#### [Assignment]
Look through the material below and report every line that includes "请输入准考证号码".

#### [The input]

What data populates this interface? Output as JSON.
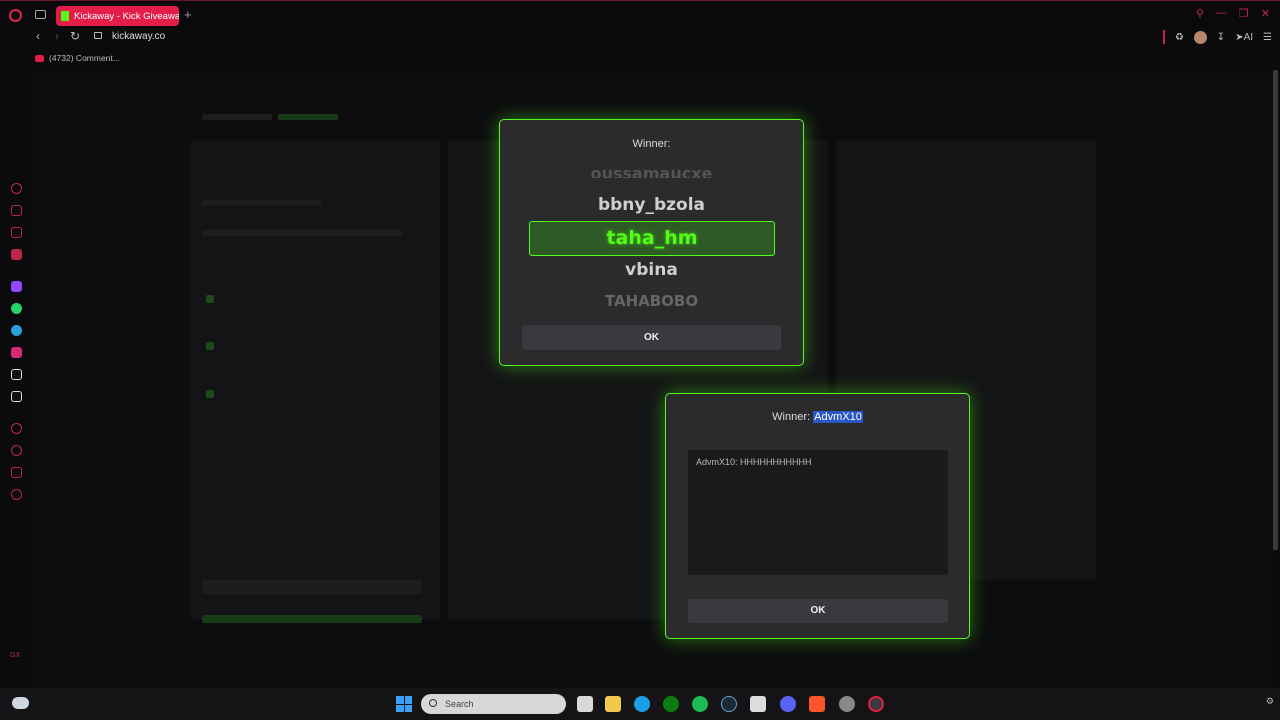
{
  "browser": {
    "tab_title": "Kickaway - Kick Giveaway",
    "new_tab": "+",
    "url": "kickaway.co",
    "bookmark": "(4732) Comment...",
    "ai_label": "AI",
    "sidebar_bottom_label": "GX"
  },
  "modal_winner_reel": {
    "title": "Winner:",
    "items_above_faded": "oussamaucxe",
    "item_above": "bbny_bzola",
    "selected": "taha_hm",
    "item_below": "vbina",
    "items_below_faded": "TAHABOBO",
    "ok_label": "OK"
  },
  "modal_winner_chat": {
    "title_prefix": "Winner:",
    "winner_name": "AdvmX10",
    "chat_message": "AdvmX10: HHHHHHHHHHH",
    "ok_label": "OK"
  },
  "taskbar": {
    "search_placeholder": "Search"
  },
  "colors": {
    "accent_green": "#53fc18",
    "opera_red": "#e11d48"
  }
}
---
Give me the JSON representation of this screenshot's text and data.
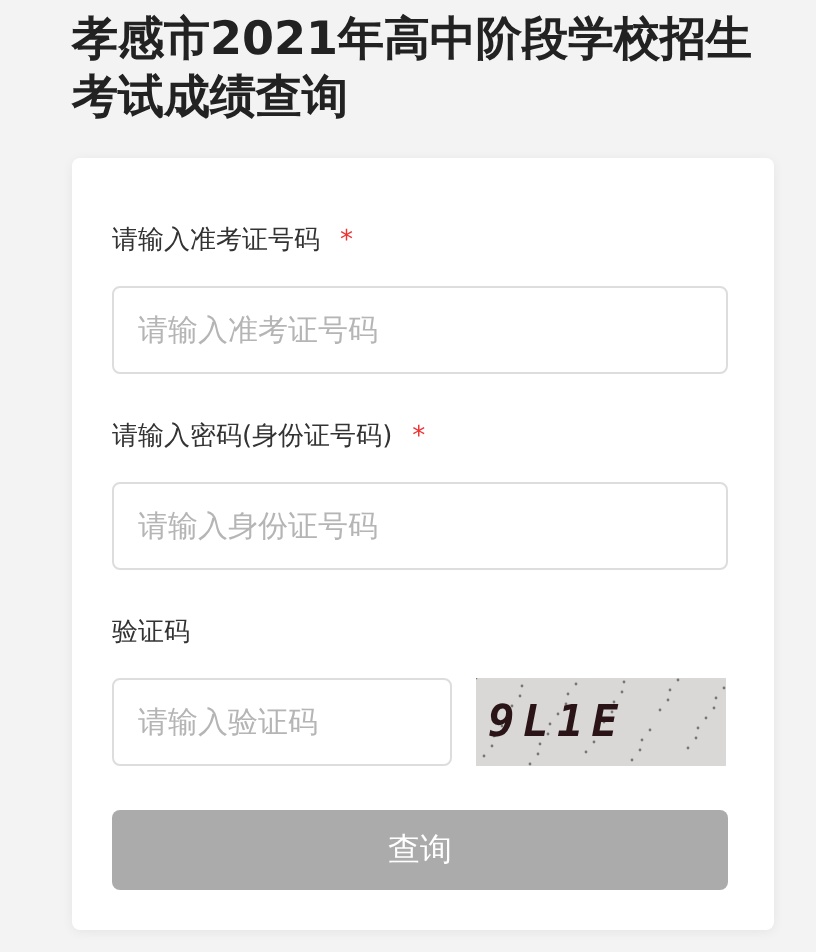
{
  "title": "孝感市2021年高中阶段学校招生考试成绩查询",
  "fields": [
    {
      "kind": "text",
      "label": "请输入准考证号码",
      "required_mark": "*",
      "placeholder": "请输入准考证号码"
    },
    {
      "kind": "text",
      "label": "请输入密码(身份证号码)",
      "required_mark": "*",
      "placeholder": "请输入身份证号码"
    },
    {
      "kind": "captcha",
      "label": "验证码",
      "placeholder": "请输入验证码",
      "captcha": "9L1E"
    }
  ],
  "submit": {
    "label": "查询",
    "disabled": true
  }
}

#### [Exercise answer]
      "label": "请输入准考证号码",
      "placeholder": "请输入准考证号码"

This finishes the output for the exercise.